Concerns over the environment are trickling down into many areas of life. An important topic in the current age — particularly with the UK government announcing its net zero plan that will contribute towards a greener, more sustainable society — is our carbon footprint.
It’s often in the news that companies must reduce their carbon footprint to help save our environment. However, what can we be doing in our everyday lives as individuals to play our part? After all, the world has a population of approximately 7.8 billion, so every individual counts.
Here, David Taylor, head of corporate affairs and innovation at Flogas, shares some simple tweaks that we can all make to our lifestyle that will help us reduce our carbon footprint.
Know where your food is from
Changing where you source your food from can be a huge part of cutting your carbon emissions. Sourcing produce from local areas or farmers' markets is a great way of improving the impact on the environment from your food bill. Even better, if you have a spare corner of a garden or patio, why not grow your own vegetables? That way you’ll get rid of unnecessary waste packaging, reduce the chemicals and pesticides used and remove the need for long-distance transportation of produce, which relies greatly on high-carbon fossil fuels.
Reports in 2014 stated that Britons are wasting £2 billion a year in appliances on standby — a bad habit that many of us have, which has essentially become the norm. But the majority of us are unaware of the negative effects both environmentally and financially.

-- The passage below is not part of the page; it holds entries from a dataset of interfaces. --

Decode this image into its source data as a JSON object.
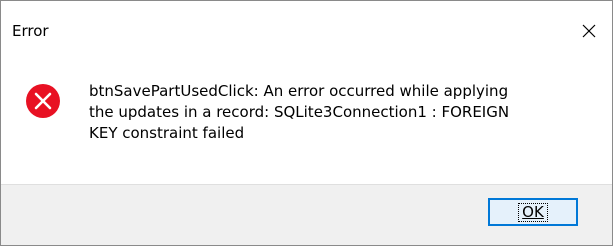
{
  "window": {
    "title": "Error",
    "close_icon": "close-icon"
  },
  "content": {
    "icon": "error-icon",
    "message": "btnSavePartUsedClick: An error occurred while applying\nthe updates in a record: SQLite3Connection1 : FOREIGN\nKEY constraint failed"
  },
  "buttons": {
    "ok_label": "OK"
  },
  "colors": {
    "error_red": "#e81123",
    "footer_bg": "#f0f0f0",
    "button_border": "#0078d7",
    "button_bg": "#e5f1fb"
  }
}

It’s much more eco-friendly to turn off your appliances and phone chargers than leaving them draining unnecessary energy. And all you have to do is flick the switch. All of your electronics and appliances plugged in over time adds up to a lot of wasted electricity, and around £30 a month for you.
Go off grid
Going off grid doesn’t necessarily mean selling your home and upping sticks to a forest to live in a hut. Around four million households are off the gas grid and rely on alternatives like LPG bulk tanks to heat their homes. LPG (liquified petroleum gas) is better for the environment than traditional fossil fuels such as coal and oil.
Taking fewer flights can help reduce your carbon footprint significantly — a flight from the UK to New York can equal almost a quarter of a person’s annual emissions. If you’re planning a trip, consider getting a train or maybe cutting down on how many holidays you’re having a year. Train expert The Man in Seat Sixty-One worked out that taking the Eurostar from London to Paris instead of flying reduced carbon emissions by a staggering 91 percent!
Similarly, try to reduce your annual mileage. Cutting down from 15,000 to 10,000 a year per vehicle can save over a tonne of CO2, which equates to roughly 15 percent of an average person’s carbon footprint. Take public transport where you can.
The 5 Rs: Refuse, reduce, reuse, repurpose, and recycle
Instead of buying, buying, and buying some more, refuse purchasing things that you don’t need. Everything that is manufactured has some form of impact on the planet, and often consumes more energy than actually using it. Apple claimed that 80 percent of its carbon footprint of one of their laptops comes from producing and distributing it, not using it at home.
All it takes is saying no, but if you truly need something, try to reduce your consumption to some degree. Slow down on those impulse purchases you love so much. Reuse what you buy, because the next place it is heading to is the landfill or our oceans. Earlier generations did it, so we can too. Repurpose what you own instead of throwing it out or buying something else to replace it. Want some shorts but have several pairs of jeans in your wardrobe? Try making yourself a pair yourself! When you’ve exhausted all options, recycle where you can. Metal, some plastics, wood, cardboard, paper, and electronic waste can all be recycled. Research what you can and can’t recycle and find suitable recycling stations near you.
Taking small steps is a positive start to reducing your carbon footprint. You don’t have to completely change your life but be more mindful of your consumption and waste, and you really can make a difference.